Photograph of Kentaro Sawa, the director of the Career Development Office

TUJ students have various backgrounds, are different ages, and are from different countries — approximately 60 countries around the world at TUJ. More than 90 percent of the students get job offers upon their graduation. The TUJ Career Development Office supports each student in finding their ideal job. Student writer Sayaka Sue interviewed Kentaro Sawa, the director of the Career Development Office.

Q: Do TUJ students do job hunting as Japanese university students do even though TUJ students graduate at different times (May, August or December) from Japanese university students (April)?

First of all, job hunting is different depending on the country or area in which a student wants to work. 60 percent of TUJ students are foreigners. If a student wants to work in Japan, he or she starts job hunting while still studying at TUJ. The academic calendar and semesters are different from those of Japanese universities, so it is essential to do time management according to the Japanese calendar and job hunting schedule. Therefore, to students I always emphasize the importance of schedule management and prioritization even in daily life. I advise them not to take heavy class loads during their job hunting period so their schedule will be flexible. I sometimes make a schedule planner with students for their very important job hunting season. Also, I make sure that they do not apply to too many corporations. Rather than adding companies to their list, they should spend more time on finding a career path that suits them and on doing internships that get you to closer to the job they want.

Q: What kind of career supports can TUJ students receive?

There are mainly three types of support students receive as they think about their career, prepare for selection process, and apply for jobs while studying at TUJ.

1. Providing job information and opportunities

We hold career fairs, career seminars and workshops, networking events with alumni, and “Japanese Language Bootcamp” (Japanese interview skills training program). A job hunting guidebook and job postings for jobs in Japan and the U.S. are also available.

2. Individual counseling

Individual support for each student’s different needs is also provided. TUJ students have different backgrounds, so of course their strengths and career plans vary widely. Individual support is therefore essential.

3. Internship

We strongly encourage students to get out of their comfort zone and get work experience that will help them get an ideal job. Internships prepare students in these ways:

  • Students can practice using what they learn in classes.
  • Students have opportunities to think seriously about their future career.
  • Students can learn business basics.
  • Students can develop responsibility by working on real projects.
  • Students can develop skills that will help them in the future.
  • Students can begin developing a professional network.

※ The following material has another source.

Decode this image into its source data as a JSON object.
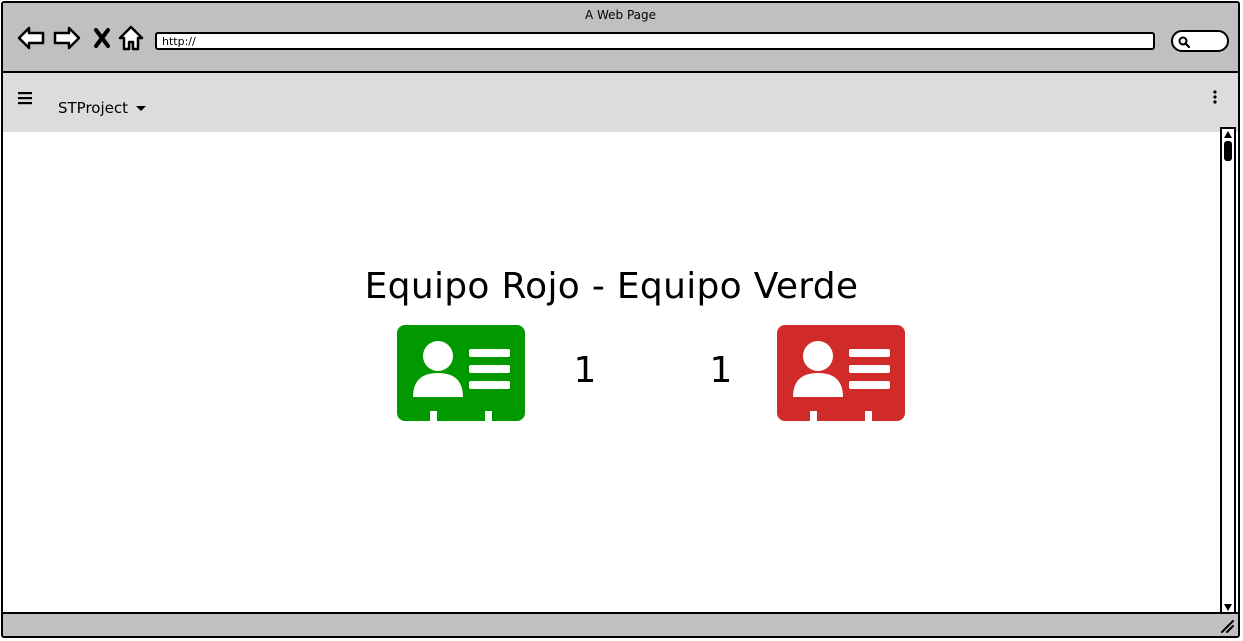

Q: How is your career support different from that at Japanese universities’?

There are two points. One is that we focus on individual support, and the other is that we provide credit-bearing long-term internship program.

Q: What particular advantages do TUJ students have in job hunting?

With TUJ’s diverse student body, students constantly encounter various values and points of view. “They try to understand others, and help others understand them by explaining social norms of where they come from. And sometimes in their coursework they do group projects — with members from various backgrounds. Students need to understand various viewpoints every day in classes. So, I believe they will exercise their ability to function in various business settings in their careers as well.

Q: You went to graduate school in the U.S. after graduating from a Japanese university. Could you share your experience as a student?

When I went to the U.S. for a master’s degree, I was also in a rock band. It was very difficult trying to balance my music and my studies. I barely had time to sleep. But I still had a blast studying and doing music performances. These experiences helped make me who I am. Probably because of that, I get excited when I see students doing their best while studying, working a part-time job, doing an internship, and other different challenges. I enjoy my work now, but sometimes I wonder what my life would have been like if I had become a professional musician. There is nothing better than doing what you like as your job. Therefore, I would like TUJ students to start thinking of jobs based on what they like.

Q: Last question, what is your motivation for providing career support?

I always hope that students will think “I am having a great career start!” one or two years after they graduate from TUJ.

Kentaro Sawa at the Career Development Office
Kentaro Sawa at the Career Development Office

Student Writer’s EYE

Having career advisers and the director is very reassuring for students. They listen to our concerns about job hunting and internships, and give each of us specific advice. Career support that focuses on individual counseling is TUJ’s specialty, and they support us well.

By Sayaka Sue

Sayaka is a junior international affairs and political science double-major at TUJ. She writes for TUJ and online news media. She likes playing the piano, traveling and looking at the starry sky.